KUALA LUMPUR, Jan 11 — Deputy Prime Minister Datuk Seri Ahmad Zahid Hamidi labelled the Malaysian Bar a “busybody” after the statutory body filed for a judicial review to challenge his discharge not amounting to an acquittal (DNAA) of 47 corruption charges in the misuse of tens of millions of ringgit from charitable foundation Yayasan Akalbudi.
Ahmad Zahid said the decision to grant the DNAA was not solely a decision made by the Attorney General (AG) as public prosecutor, but was also an order from the High Court.
“Therefore, I have been advised by my solicitors and I verily believe that the applicant has misconceived itself in filing the application for leave to commence judicial review against the first respondent,” he said in a court filing objecting to the Bar’s judicial review application.
The Bar is the applicant and the AG was named a respondent.
“I also verily believe the applicant lacks sufficient locus standi to file for leave to commence judicial review against me and the AG as they are neither a complainant adversely affected by the decision nor a victim of the criminal charges I was accused of,” Ahmad Zahid said.

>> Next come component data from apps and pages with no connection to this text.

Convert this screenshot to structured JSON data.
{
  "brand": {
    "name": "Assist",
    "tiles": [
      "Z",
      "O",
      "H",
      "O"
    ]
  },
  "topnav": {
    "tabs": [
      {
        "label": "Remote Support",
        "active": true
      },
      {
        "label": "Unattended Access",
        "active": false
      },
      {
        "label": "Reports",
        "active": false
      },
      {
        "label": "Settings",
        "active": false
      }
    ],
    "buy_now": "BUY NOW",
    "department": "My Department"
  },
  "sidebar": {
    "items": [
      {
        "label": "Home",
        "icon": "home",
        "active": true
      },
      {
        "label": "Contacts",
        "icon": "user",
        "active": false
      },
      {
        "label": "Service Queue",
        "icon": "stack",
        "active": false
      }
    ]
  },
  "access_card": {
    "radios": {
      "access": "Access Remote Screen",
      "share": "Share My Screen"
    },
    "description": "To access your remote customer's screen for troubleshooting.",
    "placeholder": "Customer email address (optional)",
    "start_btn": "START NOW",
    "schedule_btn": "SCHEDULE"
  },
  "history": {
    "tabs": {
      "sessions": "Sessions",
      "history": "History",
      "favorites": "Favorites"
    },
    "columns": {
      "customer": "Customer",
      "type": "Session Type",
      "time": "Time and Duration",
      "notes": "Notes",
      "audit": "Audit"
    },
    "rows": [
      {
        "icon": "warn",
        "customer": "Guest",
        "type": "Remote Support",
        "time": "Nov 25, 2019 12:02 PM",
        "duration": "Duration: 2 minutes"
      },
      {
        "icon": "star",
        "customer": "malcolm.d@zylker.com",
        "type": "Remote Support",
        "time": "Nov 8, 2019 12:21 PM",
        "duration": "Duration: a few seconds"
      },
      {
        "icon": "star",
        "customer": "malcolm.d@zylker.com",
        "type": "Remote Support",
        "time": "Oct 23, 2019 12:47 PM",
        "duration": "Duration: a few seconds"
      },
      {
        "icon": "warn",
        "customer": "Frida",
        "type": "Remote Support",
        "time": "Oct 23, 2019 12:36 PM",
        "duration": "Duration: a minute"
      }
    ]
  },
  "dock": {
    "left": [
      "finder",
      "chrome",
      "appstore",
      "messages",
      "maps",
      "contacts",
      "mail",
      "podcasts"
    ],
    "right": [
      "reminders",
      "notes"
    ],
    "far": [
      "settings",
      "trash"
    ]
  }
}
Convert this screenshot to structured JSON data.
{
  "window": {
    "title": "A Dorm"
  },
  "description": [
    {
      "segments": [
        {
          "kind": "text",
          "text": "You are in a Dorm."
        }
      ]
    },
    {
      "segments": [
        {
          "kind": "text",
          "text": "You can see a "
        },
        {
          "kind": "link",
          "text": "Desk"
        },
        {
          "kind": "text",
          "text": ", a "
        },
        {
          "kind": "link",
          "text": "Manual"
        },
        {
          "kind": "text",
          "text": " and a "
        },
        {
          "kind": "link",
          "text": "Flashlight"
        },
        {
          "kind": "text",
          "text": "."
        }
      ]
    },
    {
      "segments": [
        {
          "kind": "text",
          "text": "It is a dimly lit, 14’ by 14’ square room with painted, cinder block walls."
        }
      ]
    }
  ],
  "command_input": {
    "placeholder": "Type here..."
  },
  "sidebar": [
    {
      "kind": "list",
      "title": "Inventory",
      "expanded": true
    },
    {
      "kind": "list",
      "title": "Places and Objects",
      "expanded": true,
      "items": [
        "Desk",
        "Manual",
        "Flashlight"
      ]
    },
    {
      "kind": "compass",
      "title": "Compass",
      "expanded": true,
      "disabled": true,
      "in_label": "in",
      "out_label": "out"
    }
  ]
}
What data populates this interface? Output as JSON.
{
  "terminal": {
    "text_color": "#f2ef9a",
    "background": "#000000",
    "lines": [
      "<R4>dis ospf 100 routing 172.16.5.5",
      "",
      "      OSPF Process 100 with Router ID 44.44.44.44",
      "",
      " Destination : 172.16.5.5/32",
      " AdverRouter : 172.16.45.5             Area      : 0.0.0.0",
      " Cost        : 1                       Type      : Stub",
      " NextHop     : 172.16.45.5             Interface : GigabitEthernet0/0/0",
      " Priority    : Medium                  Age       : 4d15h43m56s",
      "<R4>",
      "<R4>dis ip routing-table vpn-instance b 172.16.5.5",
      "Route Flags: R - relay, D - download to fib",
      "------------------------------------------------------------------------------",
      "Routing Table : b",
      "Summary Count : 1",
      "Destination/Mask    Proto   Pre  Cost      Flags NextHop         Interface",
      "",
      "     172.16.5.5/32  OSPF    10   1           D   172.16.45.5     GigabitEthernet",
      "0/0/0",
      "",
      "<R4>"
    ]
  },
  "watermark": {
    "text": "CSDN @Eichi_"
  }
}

Locus standi means legal standing in Latin.
“In short, the applicant is a busybody’ in this case. Only a party who is adversely or gravely affected by the decision of the public prosecutor in this case may apply for leave to file a judicial review in this case,” he said.
Ahmad Zahid contended that the Bar — a statutory body representing all practising lawyers in peninsular Malaysia — has failed to fulfil the basic requirement under Order 53 Rule 2(4) of the Rules of Court to qualify for a judicial review.
He noted that the High Court has the power to dismiss the Bar’s application for non-compliance.
The Bar’s judicial review application was heard in the High Court this morning.
During the hearing, the Attorney General’s Chambers argued that the Bar has not produced any compelling prima facie evidence to back its assertions of irrationality in its bid for a judicial review of Ahmad Zahid’s DNAA.
In response, lawyer Datuk Ambiga Sreenevasan who was acting for the Bar, said it intends to file an application under Section 84 of the Courts of Judicature Act to refer constitutional questions to the Federal Court concerning the prosecutor’s decision to apply for DNAA in Ahmad Zahid’s case.
Both the prosecution and Ahmad Zahid’s lawyers have voiced their intention to object to the reference bid.
The prosecution decided to discontinue the Yayasan Akalbudi trial, which resulted in the High Court granting Ahmad Zahid a DNAA for all 47 charges he faced.
Ahmad Zahid was accused of 12 counts of criminal breach of trust in relation to over RM31 million of his charitable organisation Yayasan Akalbudi’s funds, 27 counts of money laundering, and eight counts of bribery charges of over RM21.25 million in alleged bribes.
At that time, deputy public prosecutor Datuk Mohd Dusuki Mokhtar said further investigations on Ahmad Zahid’s case had to be carried out, following the representations from the accused to the AG to ask for all 47 charges to be reviewed.
Trial judge Datuk Collin Lawrence Sequerah said that the prosecution had “given cogent reasons” for seeking the DNAA.